But beyond his many accolades, McQueen was renowned for his ability to ‘speak’ to his audience through his garments and instigate raw emotion in them. This was a singular ability that both garnered praise and was denounced by the fashion industry as being too “aggressive and disturbing.” McQueen achieved this effect through depictions and radical representations of historical events. In the 2008 BBC television series British Style Genius, he was quoted as saying, “I like to challenge history.”
McQueen challenged history from the very first collection, titled “Highland Rape”, of his eponymous label in 1995. Highland Rape referenced the horrific clearances of the Scottish highlands undertaken by the British forces in the 19th and 20th century which evicted numerous tenants from their homeland. The collection was not initially well-received. It comprised dresses in slashed lace, Scottish tartan, and provocative tailoring that exposed models’ breasts and buttocks. The models’ also walked the runway in “blood-splatter” makeup that referenced the gruesome murders that characterized the highland clearances.
In 1998, McQueen’s catwalk show at London Fashion Week was titled “Joan” after the French Martyr Joan of Arc. The collection drew on the themes of persecution and martyrdom throughout history. One of the most famous pieces in this collection was a sequinned top that referenced the persecution of the Russian imperial dynasty by the Bolsheviks in 1918. McQueen (маккуин in Russian) used a black and white photograph of three of the Russian Imperial Romanov children to create a print that overlaid the sequinned top. The result was a hauntingly beautiful piece that immediately brought to mind the tragic end of these children, juxtaposed by the privileged upbringing they were afforded as royalty.
But it wasn’t only after emerging as a successful designer that McQueen took such risks with his designs. His fascination with history, and re-interpreting it, seems to be an inherent characteristic of his fashion DNA. His culminating thesis project at the prestigious Central Saint Martin’s art school in 1992 was titled “Jack the Ripper Stalks His Victims.” The collection referenced the Whitechapel murders of Jack the Ripper, the East End serial killer who terrorized London in 1888. The collection included garments with locks of hair sewn into them, perhaps referencing the Victorian custom of prostitutes selling their hair to lovers, as a nod to the serial killer’s victims.
McQueen didn’t only reimagine history with his designs.
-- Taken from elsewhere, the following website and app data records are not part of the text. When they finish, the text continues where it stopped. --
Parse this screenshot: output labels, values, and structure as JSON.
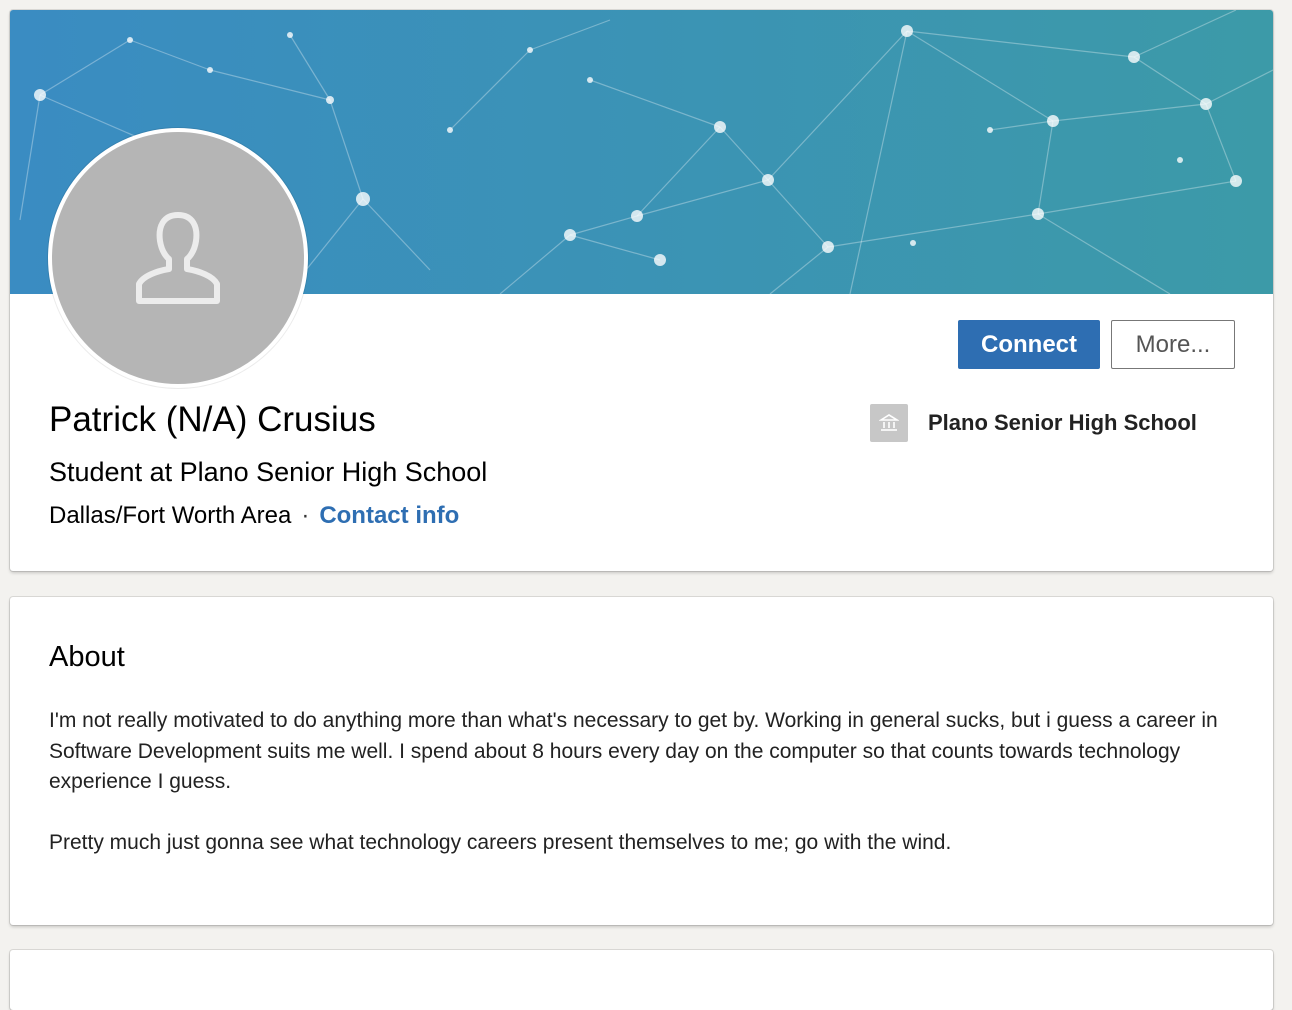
{
  "colors": {
    "banner_left": "#3a8cc2",
    "banner_right": "#3c9aa8",
    "primary_blue": "#2e6eb2",
    "avatar_bg": "#b5b5b5"
  },
  "profile": {
    "avatar_icon": "person-silhouette-icon",
    "name": "Patrick (N/A) Crusius",
    "headline": "Student at Plano Senior High School",
    "location": "Dallas/Fort Worth Area",
    "separator": "·",
    "contact_info": "Contact info"
  },
  "actions": {
    "connect": "Connect",
    "more": "More..."
  },
  "education": {
    "logo_icon": "school-building-icon",
    "school": "Plano Senior High School"
  },
  "about": {
    "title": "About",
    "paragraph_1": "I'm not really motivated to do anything more than what's necessary to get by. Working in general sucks, but i guess a career in Software Development suits me well. I spend about 8 hours every day on the computer so that counts towards technology experience I guess.",
    "paragraph_2": "Pretty much just gonna see what technology careers present themselves to me; go with the wind."
  }
}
He also contributed to the future of the industry through his innovative and theatrical fashion shows. He was one of the first designers to adopt high technology in fashion shows, using two robotic arms from a car manufacturing plant to spray paint a model live on the runway, in his 13th collection titled “No.13” in 1999. In 2001, his show titled “Voss” was centered around a glass box that referenced a psychiatric facility with its padded white interiors. The show was concluded by a nude model whose face was obscured by a gas mask covered with live moths. The show tackled sanity and McQueen stated that “it was about trying to trap something that wasn’t conventionally beautiful to show that beauty comes from within.”
He was also a forerunner of integrating fashion with the digital and was the first designer to debut a fashion show on a live broadcast over the internet. The popularity of the idea is evidenced by the high influx of viewers which caused the site to crash. It was later called “the most dramatic revolution in 21st century fashion” by the critic Suzy Menkes.
Alexander McQueen’s brilliance and contribution to fashion is one that cannot be understated. His anti-establishment attitude and daring, well-tailored designs were traits that endeared his brand to the masses as well as critics. While he was nicknamed “l’enfant terrible” (the terrible child) of the fashion industry early on in his career, his subsequent shows and collections have cemented him as an icon of the industry, and one who was respected by his peers. Sadly, McQueen took his own life in 2010 at the young age of 40, a few days after his mother’s death. But his legacy is one that still lives on and inspires numerous fresh creators.
The Alexander McQueen label is now headed by Sarah Burton, McQueen’s Head of Womenswear since 2000, and his close collaborator.